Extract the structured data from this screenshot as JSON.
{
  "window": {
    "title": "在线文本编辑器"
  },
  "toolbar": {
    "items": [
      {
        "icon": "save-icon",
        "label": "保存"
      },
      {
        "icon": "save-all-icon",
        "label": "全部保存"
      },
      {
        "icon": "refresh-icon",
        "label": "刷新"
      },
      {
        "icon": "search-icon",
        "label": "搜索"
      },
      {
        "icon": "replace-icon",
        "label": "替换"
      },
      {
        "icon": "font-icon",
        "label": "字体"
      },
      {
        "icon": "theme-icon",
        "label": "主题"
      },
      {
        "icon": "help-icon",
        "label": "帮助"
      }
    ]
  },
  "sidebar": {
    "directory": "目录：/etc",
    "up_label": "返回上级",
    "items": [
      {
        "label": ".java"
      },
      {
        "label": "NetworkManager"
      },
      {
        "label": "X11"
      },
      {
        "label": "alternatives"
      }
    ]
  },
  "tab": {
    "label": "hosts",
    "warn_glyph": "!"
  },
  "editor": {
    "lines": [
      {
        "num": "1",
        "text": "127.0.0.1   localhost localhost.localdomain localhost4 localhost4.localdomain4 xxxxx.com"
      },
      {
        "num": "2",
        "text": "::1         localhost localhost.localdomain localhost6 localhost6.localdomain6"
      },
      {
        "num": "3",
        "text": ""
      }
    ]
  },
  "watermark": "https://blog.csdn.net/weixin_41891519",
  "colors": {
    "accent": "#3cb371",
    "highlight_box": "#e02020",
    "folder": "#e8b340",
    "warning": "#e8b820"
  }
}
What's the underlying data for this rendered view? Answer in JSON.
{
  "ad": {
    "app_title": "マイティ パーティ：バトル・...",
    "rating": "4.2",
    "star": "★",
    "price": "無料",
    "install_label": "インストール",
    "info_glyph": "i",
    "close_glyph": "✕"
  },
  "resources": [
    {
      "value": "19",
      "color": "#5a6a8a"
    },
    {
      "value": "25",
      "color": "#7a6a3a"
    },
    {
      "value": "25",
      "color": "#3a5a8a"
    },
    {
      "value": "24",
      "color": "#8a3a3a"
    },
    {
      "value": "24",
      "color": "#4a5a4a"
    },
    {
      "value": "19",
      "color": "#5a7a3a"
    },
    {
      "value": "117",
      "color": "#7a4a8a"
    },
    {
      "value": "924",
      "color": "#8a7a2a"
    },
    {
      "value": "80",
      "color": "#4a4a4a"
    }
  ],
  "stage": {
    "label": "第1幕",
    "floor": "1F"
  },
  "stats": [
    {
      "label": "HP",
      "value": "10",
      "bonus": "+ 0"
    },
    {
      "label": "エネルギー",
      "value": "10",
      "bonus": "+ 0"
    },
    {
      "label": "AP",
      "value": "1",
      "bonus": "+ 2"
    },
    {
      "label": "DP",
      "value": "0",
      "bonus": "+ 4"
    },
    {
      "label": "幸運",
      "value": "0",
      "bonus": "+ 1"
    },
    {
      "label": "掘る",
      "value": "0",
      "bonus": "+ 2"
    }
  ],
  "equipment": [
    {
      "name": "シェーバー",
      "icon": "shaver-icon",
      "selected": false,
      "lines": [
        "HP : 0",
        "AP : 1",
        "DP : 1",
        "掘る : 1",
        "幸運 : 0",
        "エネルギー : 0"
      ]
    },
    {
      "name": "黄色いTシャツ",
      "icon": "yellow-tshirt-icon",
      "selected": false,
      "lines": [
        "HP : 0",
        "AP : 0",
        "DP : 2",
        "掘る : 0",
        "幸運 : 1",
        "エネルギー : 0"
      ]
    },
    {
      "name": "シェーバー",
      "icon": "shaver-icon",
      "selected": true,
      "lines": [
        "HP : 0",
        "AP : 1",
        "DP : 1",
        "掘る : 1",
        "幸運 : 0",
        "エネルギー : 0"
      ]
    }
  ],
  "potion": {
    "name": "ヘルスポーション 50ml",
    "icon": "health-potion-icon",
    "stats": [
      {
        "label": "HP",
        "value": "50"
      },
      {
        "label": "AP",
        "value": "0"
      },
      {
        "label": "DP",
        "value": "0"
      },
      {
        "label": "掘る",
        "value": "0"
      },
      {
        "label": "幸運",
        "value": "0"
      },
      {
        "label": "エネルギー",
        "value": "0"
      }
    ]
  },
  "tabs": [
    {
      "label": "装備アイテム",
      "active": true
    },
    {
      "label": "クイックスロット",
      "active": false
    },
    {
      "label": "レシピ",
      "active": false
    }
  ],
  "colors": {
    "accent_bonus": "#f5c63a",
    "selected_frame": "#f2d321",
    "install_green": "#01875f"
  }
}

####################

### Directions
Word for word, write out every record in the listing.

### Problem solution
Extract the structured data from this screenshot as JSON.
{
  "window": {
    "title": "在线文本编辑器"
  },
  "toolbar": {
    "items": [
      {
        "icon": "save-icon",
        "label": "保存"
      },
      {
        "icon": "save-all-icon",
        "label": "全部保存"
      },
      {
        "icon": "refresh-icon",
        "label": "刷新"
      },
      {
        "icon": "search-icon",
        "label": "搜索"
      },
      {
        "icon": "replace-icon",
        "label": "替换"
      },
      {
        "icon": "font-icon",
        "label": "字体"
      },
      {
        "icon": "theme-icon",
        "label": "主题"
      },
      {
        "icon": "help-icon",
        "label": "帮助"
      }
    ]
  },
  "sidebar": {
    "directory": "目录：/etc",
    "up_label": "返回上级",
    "items": [
      {
        "label": ".java"
      },
      {
        "label": "NetworkManager"
      },
      {
        "label": "X11"
      },
      {
        "label": "alternatives"
      }
    ]
  },
  "tab": {
    "label": "hosts",
    "warn_glyph": "!"
  },
  "editor": {
    "lines": [
      {
        "num": "1",
        "text": "127.0.0.1   localhost localhost.localdomain localhost4 localhost4.localdomain4 xxxxx.com"
      },
      {
        "num": "2",
        "text": "::1         localhost localhost.localdomain localhost6 localhost6.localdomain6"
      },
      {
        "num": "3",
        "text": ""
      }
    ]
  },
  "watermark": "https://blog.csdn.net/weixin_41891519",
  "colors": {
    "accent": "#3cb371",
    "highlight_box": "#e02020",
    "folder": "#e8b340",
    "warning": "#e8b820"
  }
}
What's the underlying data for this rendered view? Answer in JSON.
{
  "ad": {
    "app_title": "マイティ パーティ：バトル・...",
    "rating": "4.2",
    "star": "★",
    "price": "無料",
    "install_label": "インストール",
    "info_glyph": "i",
    "close_glyph": "✕"
  },
  "resources": [
    {
      "value": "19",
      "color": "#5a6a8a"
    },
    {
      "value": "25",
      "color": "#7a6a3a"
    },
    {
      "value": "25",
      "color": "#3a5a8a"
    },
    {
      "value": "24",
      "color": "#8a3a3a"
    },
    {
      "value": "24",
      "color": "#4a5a4a"
    },
    {
      "value": "19",
      "color": "#5a7a3a"
    },
    {
      "value": "117",
      "color": "#7a4a8a"
    },
    {
      "value": "924",
      "color": "#8a7a2a"
    },
    {
      "value": "80",
      "color": "#4a4a4a"
    }
  ],
  "stage": {
    "label": "第1幕",
    "floor": "1F"
  },
  "stats": [
    {
      "label": "HP",
      "value": "10",
      "bonus": "+ 0"
    },
    {
      "label": "エネルギー",
      "value": "10",
      "bonus": "+ 0"
    },
    {
      "label": "AP",
      "value": "1",
      "bonus": "+ 2"
    },
    {
      "label": "DP",
      "value": "0",
      "bonus": "+ 4"
    },
    {
      "label": "幸運",
      "value": "0",
      "bonus": "+ 1"
    },
    {
      "label": "掘る",
      "value": "0",
      "bonus": "+ 2"
    }
  ],
  "equipment": [
    {
      "name": "シェーバー",
      "icon": "shaver-icon",
      "selected": false,
      "lines": [
        "HP : 0",
        "AP : 1",
        "DP : 1",
        "掘る : 1",
        "幸運 : 0",
        "エネルギー : 0"
      ]
    },
    {
      "name": "黄色いTシャツ",
      "icon": "yellow-tshirt-icon",
      "selected": false,
      "lines": [
        "HP : 0",
        "AP : 0",
        "DP : 2",
        "掘る : 0",
        "幸運 : 1",
        "エネルギー : 0"
      ]
    },
    {
      "name": "シェーバー",
      "icon": "shaver-icon",
      "selected": true,
      "lines": [
        "HP : 0",
        "AP : 1",
        "DP : 1",
        "掘る : 1",
        "幸運 : 0",
        "エネルギー : 0"
      ]
    }
  ],
  "potion": {
    "name": "ヘルスポーション 50ml",
    "icon": "health-potion-icon",
    "stats": [
      {
        "label": "HP",
        "value": "50"
      },
      {
        "label": "AP",
        "value": "0"
      },
      {
        "label": "DP",
        "value": "0"
      },
      {
        "label": "掘る",
        "value": "0"
      },
      {
        "label": "幸運",
        "value": "0"
      },
      {
        "label": "エネルギー",
        "value": "0"
      }
    ]
  },
  "tabs": [
    {
      "label": "装備アイテム",
      "active": true
    },
    {
      "label": "クイックスロット",
      "active": false
    },
    {
      "label": "レシピ",
      "active": false
    }
  ],
  "colors": {
    "accent_bonus": "#f5c63a",
    "selected_frame": "#f2d321",
    "install_green": "#01875f"
  }
}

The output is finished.